It is with profound sadness that we announce the recent passing of our Founder and Co-Director, Dr. Norman Orentreich. Dr. O, as he was known to staff, was a visionary and a charismatic leader who brought a remarkable passion and energy to his work and research. An inspiration both professionally and personally, he will be dearly missed.
Since 2005, Dr. David Orentreich has served with his father as Co-Director of the Foundation. Now under his sole directorship, we will honor the life of Dr. O by continuing the mission he laid out on founding OFAS in 1961: biomedical research that prevents, halts, or reverses those disorders that decrease the quality or length of life.
Human health, diet, and environmental sustainability are prevailing concerns that share many common uncertainties. Fulfilling the nutritional needs of a growing population while limiting environmental degradation is a critical challenge that requires global collaboration and commitment. Current food systems, in addition to supporting unhealthy diets and practices, greatly impact the environment, leading to climate change, biodiversity loss, freshwater misuse, interference with the global nitrogen and phosphorus cycles, and land-system change. Current global food systems are simply unable to provide the population of ~7.7 billion with healthy diets while also achieving environmental sustainability.
The EAT-Lancet Commission brings together scientists and experts from the diverse fields of human health, agriculture, political sciences, and environmental sustainability in an effort to establish global targets for healthy diets and sustainable food production. Using the best scientific evidence available, the Commission seeks a global transformation of food systemsthat will help to achieve the goals set forth in the UN Sustainable Development Goals (SDGs) and the Paris Agreement. The SDGs are global goals reduce hunger and improve nutrition. The Paris Agreement sets a budget on greenhouse gas emissions to keep the global mean temperature increase to less than 2°C.

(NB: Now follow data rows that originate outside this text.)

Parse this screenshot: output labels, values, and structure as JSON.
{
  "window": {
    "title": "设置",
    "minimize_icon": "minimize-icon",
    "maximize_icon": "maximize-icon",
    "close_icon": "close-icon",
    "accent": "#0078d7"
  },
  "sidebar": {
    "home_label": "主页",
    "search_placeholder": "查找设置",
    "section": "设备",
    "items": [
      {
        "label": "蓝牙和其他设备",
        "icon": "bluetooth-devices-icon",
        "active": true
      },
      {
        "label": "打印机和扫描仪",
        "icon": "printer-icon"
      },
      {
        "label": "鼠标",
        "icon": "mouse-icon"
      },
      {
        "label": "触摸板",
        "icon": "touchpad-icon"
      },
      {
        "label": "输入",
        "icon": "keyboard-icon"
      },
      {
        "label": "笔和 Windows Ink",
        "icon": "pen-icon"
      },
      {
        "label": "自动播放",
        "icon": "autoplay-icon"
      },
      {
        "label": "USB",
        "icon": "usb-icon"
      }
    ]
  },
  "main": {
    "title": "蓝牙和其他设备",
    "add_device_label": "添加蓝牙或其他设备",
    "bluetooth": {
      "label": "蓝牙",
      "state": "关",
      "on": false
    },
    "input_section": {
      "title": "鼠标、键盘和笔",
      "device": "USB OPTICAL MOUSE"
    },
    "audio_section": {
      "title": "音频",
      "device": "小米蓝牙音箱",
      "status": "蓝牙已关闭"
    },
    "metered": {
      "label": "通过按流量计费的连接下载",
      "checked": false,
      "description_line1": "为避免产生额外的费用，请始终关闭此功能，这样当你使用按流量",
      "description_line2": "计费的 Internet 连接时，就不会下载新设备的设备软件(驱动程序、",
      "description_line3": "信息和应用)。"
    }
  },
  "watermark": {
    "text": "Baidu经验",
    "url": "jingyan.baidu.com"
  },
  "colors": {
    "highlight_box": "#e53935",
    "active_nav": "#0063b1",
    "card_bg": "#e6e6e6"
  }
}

The EAT-Lancet Commission has quantitatively characterized a universal healthy reference diet that will positively impact both human health and the environment. This healthy reference diet consists predominantly of vegetables, fruits, whole grains, legumes, and unsaturated oils; includes a low to moderate amount of seafood and poultry; and includes no or little red meat, processed meat, added sugar, refined grains, and starchy vegetables. The commission has also rendered scientific boundaries that will aid in the reduction of environmental degradation caused by food production at all scales.
At OFAS, we have spent over 25 years studying how a low-methionine diet improves lifespan and healthspan. This diet consists primarily of vegetables, fruits, whole grains, and legumes and contains limited quantities of meats, seafood, and poultry—much like the the EAT-Lancet Commission’s healthy reference diet. Thus, a low methionine diet not only provides benefit to an individual’s health but also promotes a sustainable environment.
The EAT-Lancet Commission proposes five strategies to achieve the “Great Food Transformation”.
1. Seek international and national commitment to shift towards healthy diets
2. Reorient agricultural priorities from producing large quantities of food to producing healthy food
3. Sustainably intensify food production, generating high-quality output
4. Strong and coordinated governance of land and oceans
5. At least halve food loss and waste, in line with global SDGs
Willett, W., Rockström, J., Loken, B., Springmann, M., et.al. 2019. Food in the Anthropocene: the EAT–Lancet Commission on healthy diets from sustainable food systems. EAT-Lancet EAT–Lancet Commission on healthy diets from sustainable food systems DOI: 10.1016/S0140-6736(18)31788-4
Ables, G.P., and Johnson, J.E. (2017). Pleiotropic responses to methionine restriction. Exp Gerontol 94, 83-88.